  • Jones, B. A., Berrens, R. P., Jenkins-Smith, H. C., Silva, C. L., Carlson, D. E., Ripberger, J. T., Gupta, K., & Carlson, N. 2016. Valuation in the Anthropocene: Exploring options for alternative operations of the Glen Canyon Dam. Water Resources and Economics. 14: 13-30.
  • Kahan, Dan M. and Hank Jenkins-Smith, Tor Tarantola, Carol L Silva, and Donald Braman. 2015. Geoengineering and Climate Change Polarization: Testing a Two-channel Model of Science Communication. Annals of American Academy of Political & Social Sci. 658: 192-222.
  • Jenkins-Smith, Hank, Carol L. Silva, Kuhika Gupta, and Joseph T. Ripberger. 2014. Belief System Continuity and Change in Policy Advocacy Coalitions: Using Cultural Theory to Specify Belief Systems, Coalitions, and Sources of Change.
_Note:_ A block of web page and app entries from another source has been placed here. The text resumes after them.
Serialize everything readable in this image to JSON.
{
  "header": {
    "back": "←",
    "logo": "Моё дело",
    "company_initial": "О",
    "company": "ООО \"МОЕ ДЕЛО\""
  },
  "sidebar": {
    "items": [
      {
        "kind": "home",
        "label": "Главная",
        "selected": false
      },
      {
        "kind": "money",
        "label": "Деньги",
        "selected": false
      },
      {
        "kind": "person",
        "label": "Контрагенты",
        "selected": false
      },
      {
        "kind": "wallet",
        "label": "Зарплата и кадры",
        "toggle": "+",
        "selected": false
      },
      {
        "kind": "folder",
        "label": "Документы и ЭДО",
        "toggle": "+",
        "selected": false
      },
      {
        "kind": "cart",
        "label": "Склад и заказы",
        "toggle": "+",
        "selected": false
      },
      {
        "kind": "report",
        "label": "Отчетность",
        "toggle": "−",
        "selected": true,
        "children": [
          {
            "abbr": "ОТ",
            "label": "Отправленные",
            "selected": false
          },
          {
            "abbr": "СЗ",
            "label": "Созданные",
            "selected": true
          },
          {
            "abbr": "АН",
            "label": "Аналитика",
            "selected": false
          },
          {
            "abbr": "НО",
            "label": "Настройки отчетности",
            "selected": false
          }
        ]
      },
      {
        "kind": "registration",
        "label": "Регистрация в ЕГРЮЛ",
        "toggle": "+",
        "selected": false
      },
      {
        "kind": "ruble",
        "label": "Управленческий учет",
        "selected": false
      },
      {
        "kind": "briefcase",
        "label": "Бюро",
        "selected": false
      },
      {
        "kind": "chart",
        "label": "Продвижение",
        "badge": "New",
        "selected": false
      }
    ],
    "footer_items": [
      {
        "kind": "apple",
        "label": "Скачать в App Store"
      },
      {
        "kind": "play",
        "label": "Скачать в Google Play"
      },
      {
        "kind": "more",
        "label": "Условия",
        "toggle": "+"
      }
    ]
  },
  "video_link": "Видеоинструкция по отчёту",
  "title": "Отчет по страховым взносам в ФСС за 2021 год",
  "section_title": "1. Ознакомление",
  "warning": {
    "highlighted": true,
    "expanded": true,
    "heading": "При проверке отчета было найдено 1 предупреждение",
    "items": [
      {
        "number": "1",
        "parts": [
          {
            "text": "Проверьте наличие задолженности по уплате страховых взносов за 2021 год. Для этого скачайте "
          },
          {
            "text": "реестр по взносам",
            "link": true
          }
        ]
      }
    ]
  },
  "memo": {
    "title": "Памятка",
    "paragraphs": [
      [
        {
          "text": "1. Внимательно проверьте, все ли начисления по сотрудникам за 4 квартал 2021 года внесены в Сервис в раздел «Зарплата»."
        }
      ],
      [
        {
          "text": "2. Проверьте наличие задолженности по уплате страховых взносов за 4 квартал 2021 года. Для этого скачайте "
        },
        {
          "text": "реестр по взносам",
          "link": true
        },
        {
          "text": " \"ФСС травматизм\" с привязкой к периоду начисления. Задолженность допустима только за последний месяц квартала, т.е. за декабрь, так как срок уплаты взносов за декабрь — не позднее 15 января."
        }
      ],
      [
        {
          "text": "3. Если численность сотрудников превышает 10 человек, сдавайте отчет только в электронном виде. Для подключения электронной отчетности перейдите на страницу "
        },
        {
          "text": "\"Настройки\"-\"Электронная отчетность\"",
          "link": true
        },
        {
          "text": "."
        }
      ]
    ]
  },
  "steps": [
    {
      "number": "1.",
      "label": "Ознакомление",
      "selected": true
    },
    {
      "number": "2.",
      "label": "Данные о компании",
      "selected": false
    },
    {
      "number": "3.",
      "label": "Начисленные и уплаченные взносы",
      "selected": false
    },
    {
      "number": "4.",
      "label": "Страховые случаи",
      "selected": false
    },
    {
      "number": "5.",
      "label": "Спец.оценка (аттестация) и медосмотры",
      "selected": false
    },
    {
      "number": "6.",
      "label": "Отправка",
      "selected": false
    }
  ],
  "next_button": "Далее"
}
The Policy Studies Journal. 42(4).
  • Robert Berrens, Alok Bohara, Hank Jenkins-Smith, Carol L. Silva, and David Weimer. 2004. “Information and Effort in Contingent Valuation Surveys: Application to Global Climate Change Using National Internet Samples. Journal of Environmental Economics and Management. 47(1): 331–363.
  • Berrens, R., A. Bohara, H. Jenkins-Smith, C. Silva, and D. Weimer. 2003. The Advent of Internet Surveys for Political Research: A Comparison of Telephone and Internet Samples. Political Analysis. 11(1):1-22.
  • Berrens, R., A. Bohara, C. Silva, M. Mckee and D. Brookshire. 2000. Contingent Values for New Mexico Instream Flows: With Tests of Scope, Group Size Reminder and Temporal Reliability. The Journal of Environmental Management. 58(1):73-90.
Curriculum Vitae: